PRX is excited to offer yet another way of getting your work heard (and compensating you for it, too). We're placing the work of select producers in the iTunes Music Store. There, it's available just like a music album: anyone can buy and download it. When they do, you get recognition and revenue.

We are currently offering this service only for the iTunes Store, which is far and away the leading online music vendor right now. However, we're keeping up with the latest developments in the industry, and will consider other vendors such as Amazon or eMusic as those services develop.

Here's a list of albums already on iTunes.

How does it work?
PRX occasionally invites a small number of PRX members to participate in this unique opportunity. Paid PRX membership is required. Once you give us the materials and the metadata (album and track titles, artist names, copyright, etc.), we take care of submitting your work to iTunes. We also acquire and assign UPC and ISRC codes free of charge. We'll send you royalty checks twice a year.

How do I get my work on these services?
Participation is by invitation only. (We'd love to distribute everyone who wants it, but we're too small a team.) We'll contact you, advise you on what to send, and walk you through the process. Please note: We will not send your work without contacting you directly in advance, regardless of the Outside Purchaser preferences you set in My PRX.

What is the length of the agreement?
Beginning from the time you officially opt in, the agreement is for one year and will renew automatically for an additional one-year term unless we receive written notification of the termination from you.

Once my work appears on iTunes, how do people know it's there?
That depends largely on you. iTunes has a huge catalog and limited options for browsing. Your work will likely be placed under Music >> Spoken Word. The album, and the individual tracks, might show up in relevant searches, too. But albums easily get buried in such a huge store. That's where promotion comes in. PRX will provide you with links to your work when possible. We encourage you to circulate them via email, blogs, social networking sites, sidewalk chalk, skywriting, however you choose. Ask friends and fans to write detailed reviews, and remind everyone that spoken word albums make great gifts. We've prepared a guide to promoting your work to give you some ideas. We'll also do our part in getting the word out; for example, by asking our iTunes contacts to feature certain works.

What's in it for me?

  1. Money. You will get 70% of all net royalties earned through the sale of your content. For a 99-cent track, iTunes pays 70 cents. PRX retains 30% of that to cover our own costs.
  2. Fans. You will also be expanding your network of listeners... always a good thing. Many of the people who use iTunes and other music services are not public radio listeners, so you're reaching a new audience.
  3. Hipster-ness. "I have an album for sale on iTunes." Try saying that out loud. Sounds good, no?

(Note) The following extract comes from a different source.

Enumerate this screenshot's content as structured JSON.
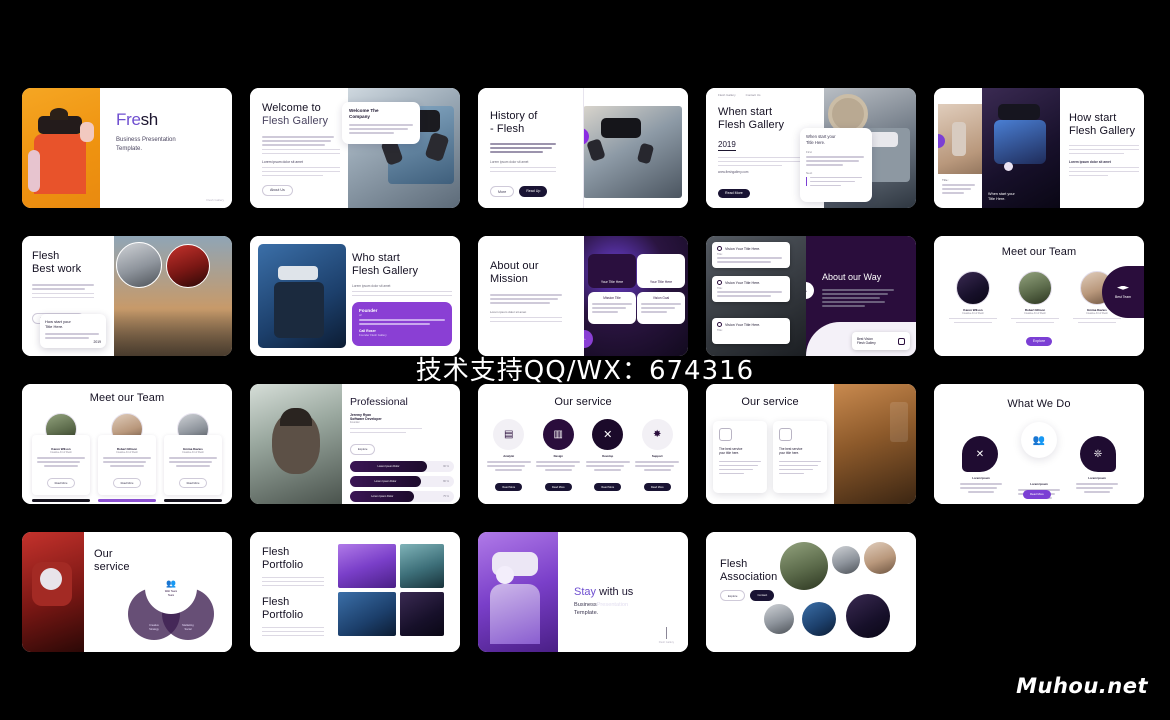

Do I have to be a paid member of PRX to participate?
Paid PRX membership is required for us to send your work to iTunes. Royalties are paid on a semi-annual basis, with your regular PRX royalties, and are taxable.

Sounds cool, but aren't these services just for musicians and record labels?
While digital audio distribution typically involves music, iTunes has welcomed PRX producers' content into their Store. If you dig around, you'll see there's plenty of room for more and better content. We talk regularly with iTunes about the special considerations of spoken word albums, such as thorough descriptions and longer track lengths. We're not only learning new ground, we're breaking it, too.

What's the story with rights?
You retain all the rights to your work and are granting us certain rights to distribute and promote it. Also, you should make sure you've cleared all necessary rights to third-party material included in your pieces, including music. Some uses of music might be considered fair use, while others would require permission from the copyright holder. PRX cannot advise you on legal matters and cannot clear these rights for you. For more on fair use visit

I have more questions.
Ask away. Please feel free to contact us.